America At War
ANTHRAX SCARE MOVES WEST, HITS HOLLYWOOD; PLAN FOR=
by Joe Shea
American Reporter Correspondent
LOS ANGELES, Oct. 13, 2001 4:00 a.m. PDT -- A Hollywood studio and the <= i>Los Angeles Times joined the list Friday of high-profile communicatio= ns companies where workers have opened envelopes containing a white powdery=
substance that may contain deadly anthrax spores, news reports here said l= ate Friday and early Saturday morning.
The reports followed word that an NBC employee, an assistant to anchor= man Tom Brokaw, may have contracted anthrax of the skin from contact with a= powdery substance recieved in an envelope on Sept. 25 addressed to the wel= l-known newsman. She is not believed to be in danger of dying from the skin= variety of the deadly disease, which is common among cattle but relatively= rare in humans.
Photo editor Bob Stevens of American Media Inc, which owns supermarket= tabloids including the National Enquirer, Star, Sun and Globe, died earlie= r this week of inhalation anthrax, a disease variety that infects the lungs= . Two other employees tested positive for the spores but are not believed= to be in danger at this time.
The third-floor newsroom of the Times= i> was evacuated Friday afternoon after employees there encountered a white= powder in an envelope, news reports on radio station KFI said.
Around 7:30 p.m., an employee in the mailroom at Sony Pictures Studio = in Culver City opened an envelope and came into contact with a white, powde= ry substance.
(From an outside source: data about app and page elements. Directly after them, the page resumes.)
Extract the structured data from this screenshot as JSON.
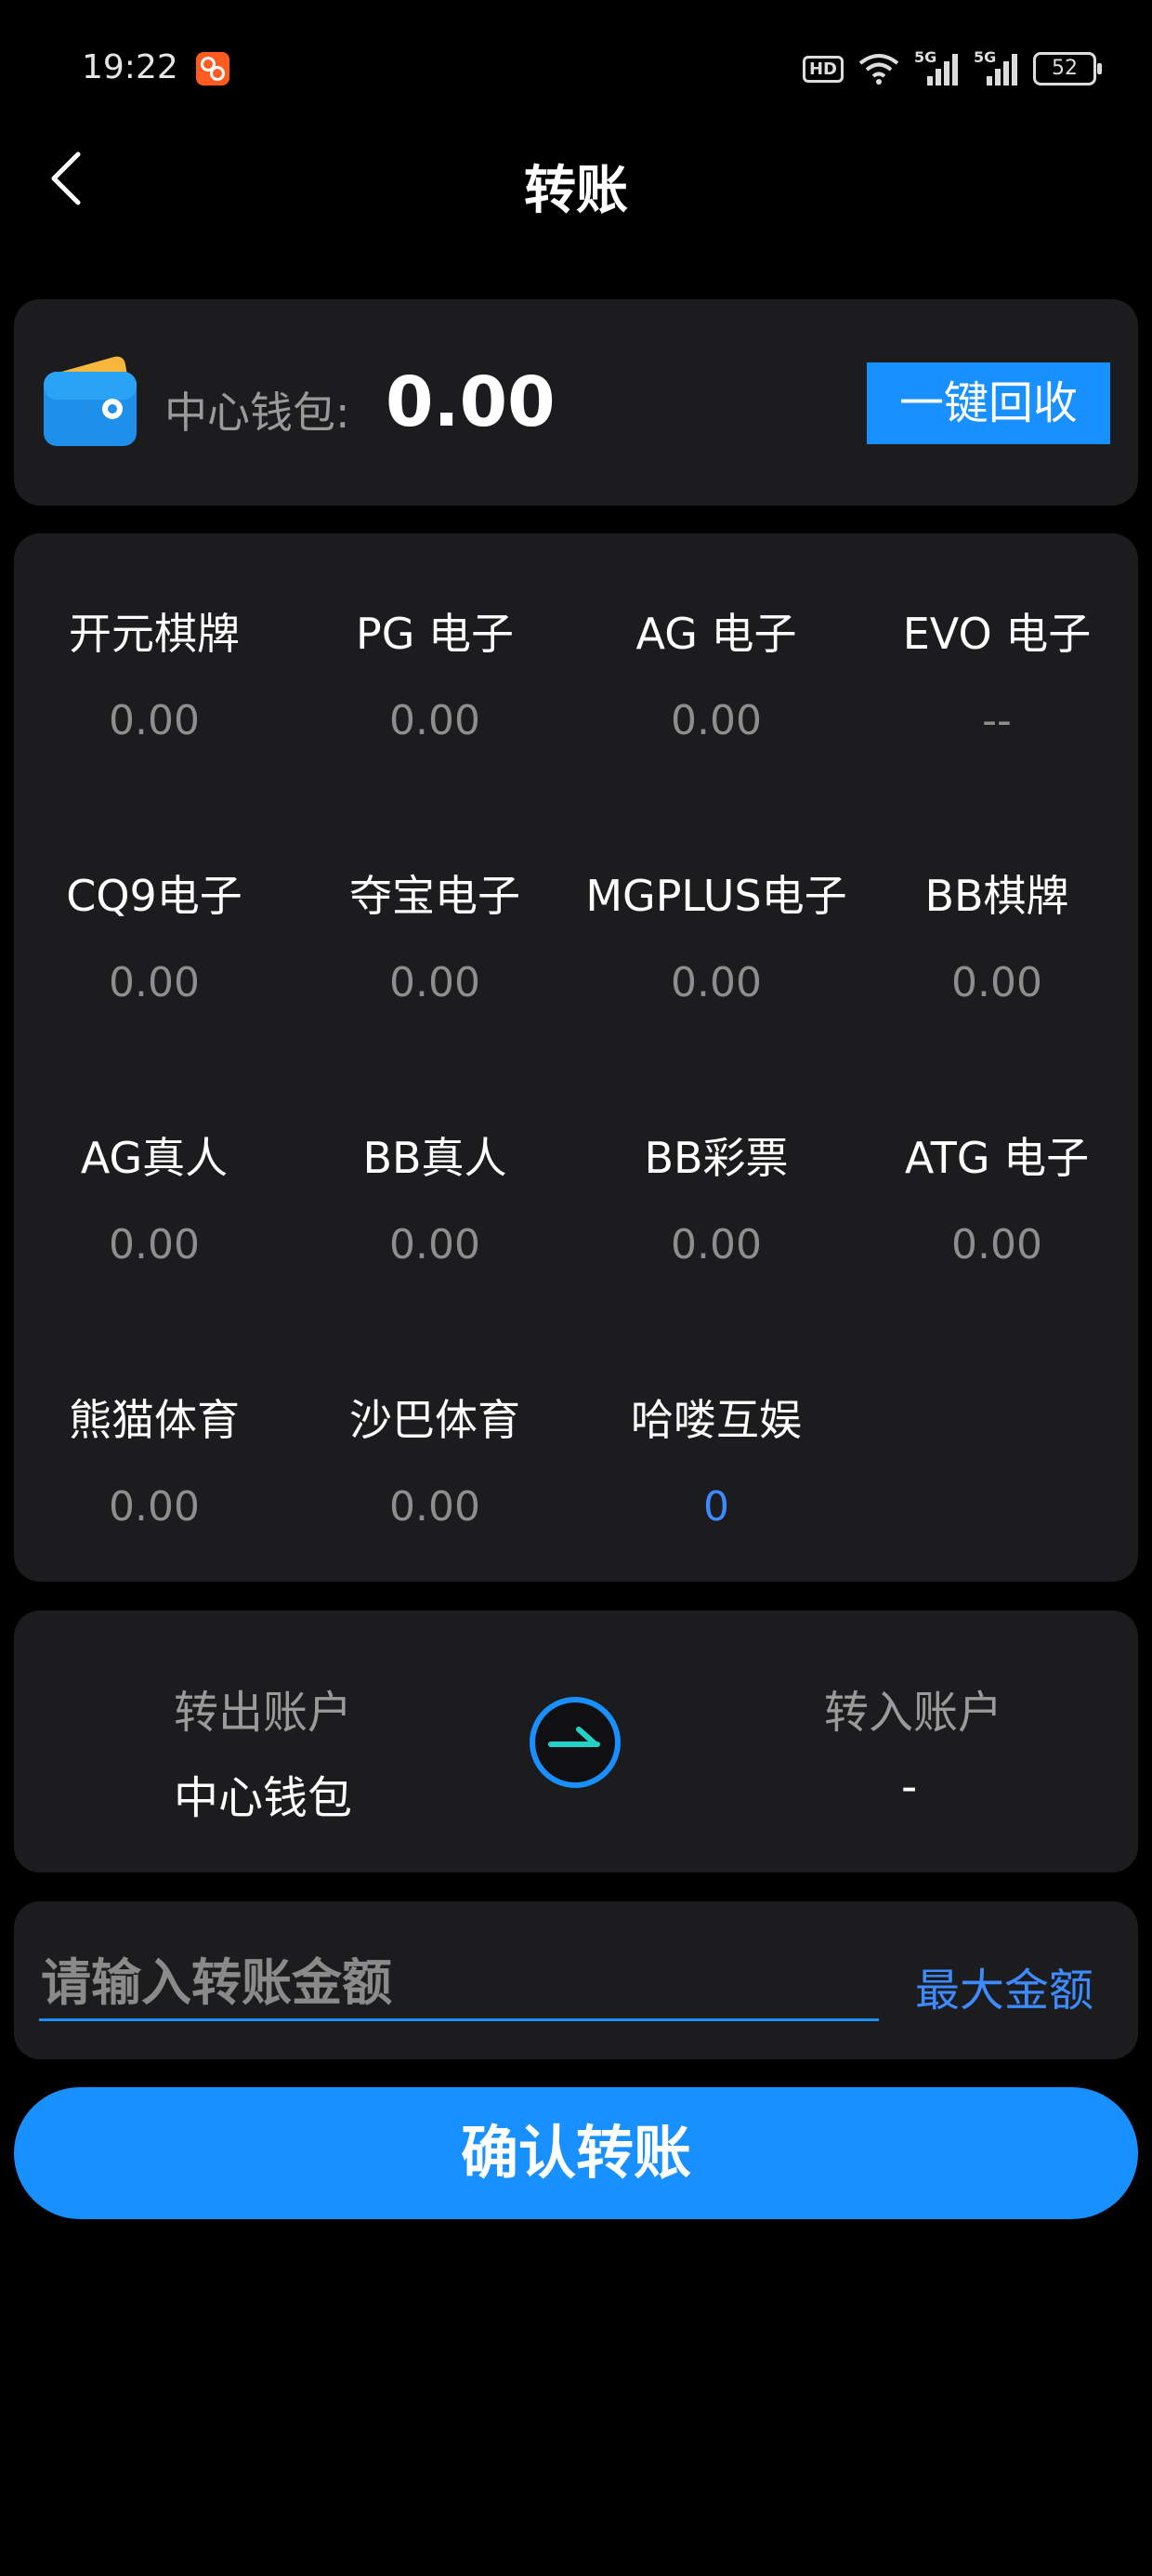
{
  "status_bar": {
    "time": "19:22",
    "hd": "HD",
    "net1": "5G",
    "net2": "5G",
    "battery": "52"
  },
  "header": {
    "title": "转账"
  },
  "wallet": {
    "label": "中心钱包:",
    "balance": "0.00",
    "recycle_label": "一键回收"
  },
  "platforms": [
    {
      "name": "开元棋牌",
      "balance": "0.00"
    },
    {
      "name": "PG 电子",
      "balance": "0.00"
    },
    {
      "name": "AG 电子",
      "balance": "0.00"
    },
    {
      "name": "EVO 电子",
      "balance": "--"
    },
    {
      "name": "CQ9电子",
      "balance": "0.00"
    },
    {
      "name": "夺宝电子",
      "balance": "0.00"
    },
    {
      "name": "MGPLUS电子",
      "balance": "0.00"
    },
    {
      "name": "BB棋牌",
      "balance": "0.00"
    },
    {
      "name": "AG真人",
      "balance": "0.00"
    },
    {
      "name": "BB真人",
      "balance": "0.00"
    },
    {
      "name": "BB彩票",
      "balance": "0.00"
    },
    {
      "name": "ATG 电子",
      "balance": "0.00"
    },
    {
      "name": "熊猫体育",
      "balance": "0.00"
    },
    {
      "name": "沙巴体育",
      "balance": "0.00"
    },
    {
      "name": "哈喽互娱",
      "balance": "0"
    }
  ],
  "transfer": {
    "out_label": "转出账户",
    "out_value": "中心钱包",
    "in_label": "转入账户",
    "in_value": "-"
  },
  "amount": {
    "placeholder": "请输入转账金额",
    "max_label": "最大金额"
  },
  "confirm_label": "确认转账",
  "colors": {
    "accent": "#1890ff",
    "card": "#1c1c1e",
    "background": "#000000",
    "highlight_balance": "#3d8bff"
  }
}
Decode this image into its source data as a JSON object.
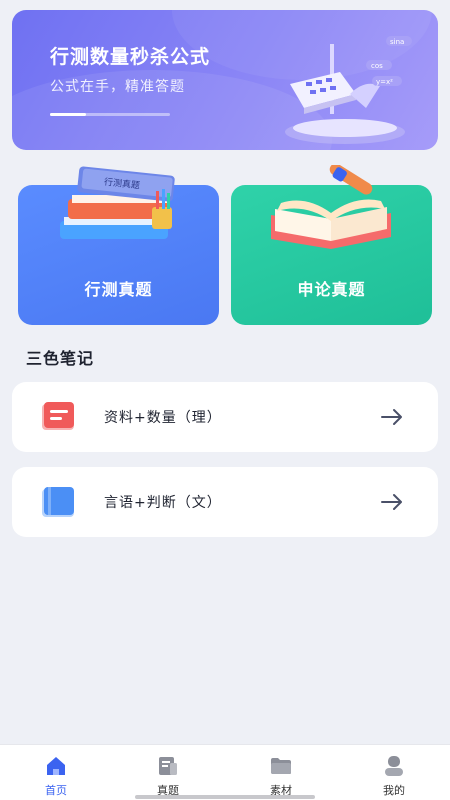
{
  "banner": {
    "title": "行测数量秒杀公式",
    "subtitle": "公式在手，精准答题",
    "progress": 0.3,
    "art_texts": [
      "cos",
      "sina",
      "y=x²"
    ]
  },
  "categories": [
    {
      "label": "行测真题",
      "book_text": "行测真题",
      "color": "#4a78f2"
    },
    {
      "label": "申论真题",
      "color": "#1fbf98"
    }
  ],
  "section": {
    "title": "三色笔记"
  },
  "notes": [
    {
      "label": "资料+数量（理）",
      "icon": "red-notebook-icon",
      "color": "#f05a5a"
    },
    {
      "label": "言语+判断（文）",
      "icon": "blue-notebook-icon",
      "color": "#4b8ff5"
    }
  ],
  "nav": [
    {
      "label": "首页",
      "icon": "home-icon",
      "active": true
    },
    {
      "label": "真题",
      "icon": "document-icon",
      "active": false
    },
    {
      "label": "素材",
      "icon": "folder-icon",
      "active": false
    },
    {
      "label": "我的",
      "icon": "user-icon",
      "active": false
    }
  ],
  "colors": {
    "accent": "#3b63f0",
    "background": "#eef0f6"
  }
}
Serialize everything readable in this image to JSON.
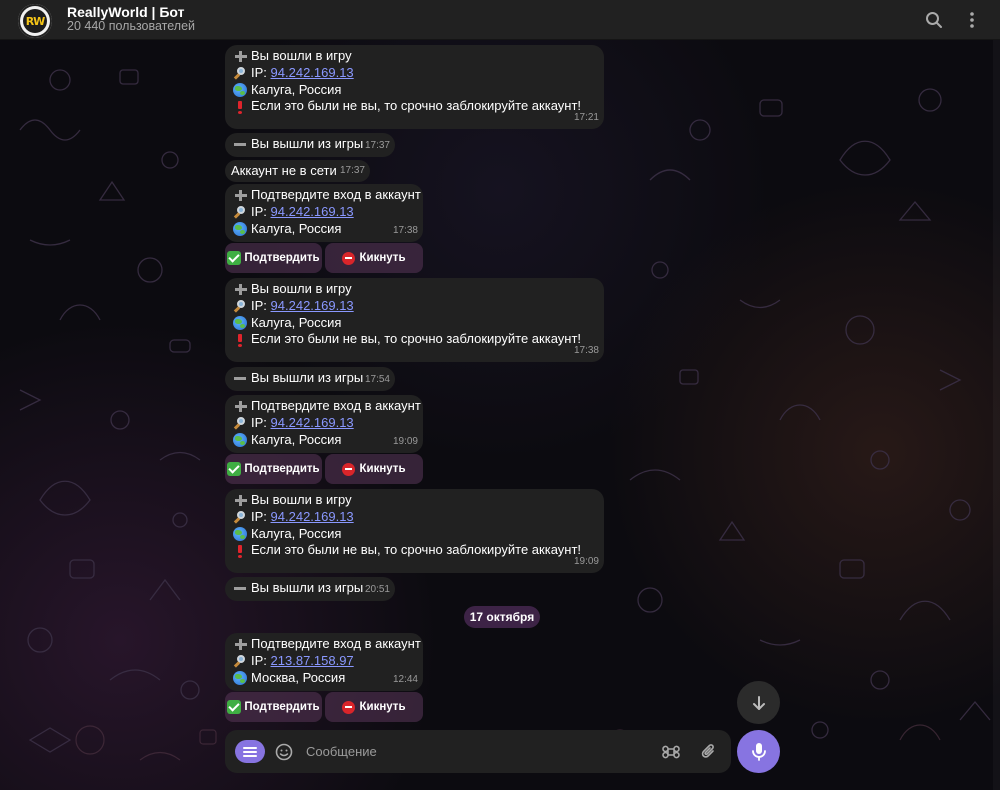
{
  "chat": {
    "title": "ReallyWorld | Бот",
    "subtitle": "20 440 пользователей",
    "avatar_text": "RW"
  },
  "messages": [
    {
      "lines": [
        "Вы вошли в игру",
        "IP: ",
        "94.242.169.13",
        "Калуга, Россия",
        "Если это были не вы, то срочно заблокируйте аккаунт!"
      ],
      "time": "17:21"
    },
    {
      "text": "Вы вышли из игры",
      "time": "17:37"
    },
    {
      "text": "Аккаунт не в сети",
      "time": "17:37"
    },
    {
      "lines": [
        "Подтвердите вход в аккаунт",
        "IP: ",
        "94.242.169.13",
        "Калуга, Россия"
      ],
      "time": "17:38"
    },
    {
      "lines": [
        "Вы вошли в игру",
        "IP: ",
        "94.242.169.13",
        "Калуга, Россия",
        "Если это были не вы, то срочно заблокируйте аккаунт!"
      ],
      "time": "17:38"
    },
    {
      "text": "Вы вышли из игры",
      "time": "17:54"
    },
    {
      "lines": [
        "Подтвердите вход в аккаунт",
        "IP: ",
        "94.242.169.13",
        "Калуга, Россия"
      ],
      "time": "19:09"
    },
    {
      "lines": [
        "Вы вошли в игру",
        "IP: ",
        "94.242.169.13",
        "Калуга, Россия",
        "Если это были не вы, то срочно заблокируйте аккаунт!"
      ],
      "time": "19:09"
    },
    {
      "text": "Вы вышли из игры",
      "time": "20:51"
    },
    {
      "lines": [
        "Подтвердите вход в аккаунт",
        "IP: ",
        "213.87.158.97",
        "Москва, Россия"
      ],
      "time": "12:44"
    }
  ],
  "buttons": {
    "confirm": "Подтвердить",
    "kick": "Кикнуть"
  },
  "date_separator": "17 октября",
  "composer": {
    "placeholder": "Сообщение"
  },
  "colors": {
    "accent": "#8774e1",
    "link": "#8a98ff",
    "bubble": "#212121"
  },
  "icons": {
    "header": [
      "search-icon",
      "more-vertical-icon"
    ],
    "composer": [
      "menu-icon",
      "emoji-icon",
      "command-icon",
      "paperclip-icon",
      "microphone-icon"
    ],
    "scroll": "arrow-down-icon"
  }
}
He was hospitalized at the nearby Daniel Brotman Hospital se= veral blocks away, butis said to be suffering no symptoms of infection.
[= According to news reports Saturday afternoon, none of the new incidents hav= e yielded any substance that tested positive for anthrax.]
The American Reporter received information on Sept. 25 concerning a poss= ible attack on Los Angeles employing anthrax and relayed it by fax to Los A= ngeles Police Chief Bernard C. Parks the same day.
The attack was to be conducted by bin Laden associates here, and invol= ved distributing anthrax spores sealed in a thin cover of wax that are supp= osed to deteriorate and release the spores.
The source of the information= was a wealthy Saudi Arabian businessman who said the plan had been extract= ed by torture from an associate of Osama bin Laden after the businessman an= d his associates learned that money they had given to a Saudi charity was u= sed to conduct the attacks against New York and Washington on Sept. 11.
According to the businessman, one of the Saudi businessmen recommended t= he charity to them, and that man's brother acted as a solicitor and interme= diary between the charity and the businessmen. The brother, who reportedly = was an Islamic activist of moderate views, eventually went over to the Al Q= aeda network and assisted their growth with funds from the group of busines= smen that included his brother.
Shortly after the attacks occurred the businessmen beagn to worry that t= heir money was being used for terrorism and sent their fellow businessman t= o Afghanistan to contact his brother. When the brother confirmed their fea= rs, the American Reporter's source said, operatives were sent to kidnap and= torture him to learn of any future plans.
Theplan revealed by the businessman was the result of his confession u= nder torture, he said.
The businessman, still in Saudi Arabia, advised an intermediary in Los= Angeles about one month ago to take his family and get out of the city.
= The New York Times reported today that a group of Saudi businessmen,= including members of the country's most prominent families, had given mill= ions of dollars to a charity called Blessed Relief, a front for Osama bin L= aden and his al-Qaida network.
The New York Times's offices were also evacuated when reporter J= udith Miller, author of a prize-winning book on bioterrorism last year, ope= ned an envelope containing a dust white powder. Yet another incident was re= ported Friday afternoon by Nevada's Governor, who said a Microsoft office i= n Reno received an envelope tested positive for anthrax. Later reports said= a second test did not show anthrax in the substance.
There does not appear to be any connection between the plan described t= o the American Reporter and Friday's events. However, it may be reasonable = to assume that a similar plan had superseded an earlier one that proved unw= orkable, or that the original plan has not yet been implemented.
The American Reporter also learned that at least one senior researcher a= t City of Hope, a cancer research facility in Duarte, Calif., was approache= d after Sept. 11 by a Middle Eastern man and asked to leave the research ho= spital to come to work for him as a DNA sequencer for a substantial raise, = but a telephone number given by the man was not working.
Subsequently, the man made a surprise appearance at the laboratory of = the research associate and again requested his help. The associate specula= ted that the man may have planned to manufacture deadly substances in a has= tily improvised laboratory near Newport Beach. Authorities have been notif= ied of that series of encounters.